[DATA UNDER STUDY]
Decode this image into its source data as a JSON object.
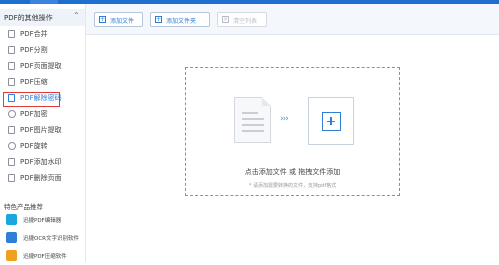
{
  "sidebar": {
    "header": {
      "title": "PDF的其他操作"
    },
    "items": [
      {
        "label": "PDF合并"
      },
      {
        "label": "PDF分割"
      },
      {
        "label": "PDF页面提取"
      },
      {
        "label": "PDF压缩"
      },
      {
        "label": "PDF解除密码"
      },
      {
        "label": "PDF加密"
      },
      {
        "label": "PDF图片提取"
      },
      {
        "label": "PDF旋转"
      },
      {
        "label": "PDF添加水印"
      },
      {
        "label": "PDF删除页面"
      }
    ],
    "products_title": "特色产品推荐",
    "products": [
      {
        "label": "迅捷PDF编辑器",
        "color": "#1aa7e0"
      },
      {
        "label": "迅捷OCR文字识别软件",
        "color": "#2f7fd8"
      },
      {
        "label": "迅捷PDF压缩软件",
        "color": "#f0a020"
      }
    ]
  },
  "toolbar": {
    "add_file": "添加文件",
    "add_folder": "添加文件夹",
    "clear_list": "清空列表"
  },
  "dropzone": {
    "main_text": "点击添加文件 或 拖拽文件添加",
    "sub_text": "* 请添加需要转换的文件，支持pdf格式"
  },
  "colors": {
    "accent": "#2f7fd8",
    "highlight": "#e23a3a",
    "titlebar": "#1f6fd0"
  }
}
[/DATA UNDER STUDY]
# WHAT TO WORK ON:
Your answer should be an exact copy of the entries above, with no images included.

# WRITTEN REPLY:
Decode this image into its source data as a JSON object.
{
  "sidebar": {
    "header": {
      "title": "PDF的其他操作"
    },
    "items": [
      {
        "label": "PDF合并"
      },
      {
        "label": "PDF分割"
      },
      {
        "label": "PDF页面提取"
      },
      {
        "label": "PDF压缩"
      },
      {
        "label": "PDF解除密码"
      },
      {
        "label": "PDF加密"
      },
      {
        "label": "PDF图片提取"
      },
      {
        "label": "PDF旋转"
      },
      {
        "label": "PDF添加水印"
      },
      {
        "label": "PDF删除页面"
      }
    ],
    "products_title": "特色产品推荐",
    "products": [
      {
        "label": "迅捷PDF编辑器",
        "color": "#1aa7e0"
      },
      {
        "label": "迅捷OCR文字识别软件",
        "color": "#2f7fd8"
      },
      {
        "label": "迅捷PDF压缩软件",
        "color": "#f0a020"
      }
    ]
  },
  "toolbar": {
    "add_file": "添加文件",
    "add_folder": "添加文件夹",
    "clear_list": "清空列表"
  },
  "dropzone": {
    "main_text": "点击添加文件 或 拖拽文件添加",
    "sub_text": "* 请添加需要转换的文件，支持pdf格式"
  },
  "colors": {
    "accent": "#2f7fd8",
    "highlight": "#e23a3a",
    "titlebar": "#1f6fd0"
  }
}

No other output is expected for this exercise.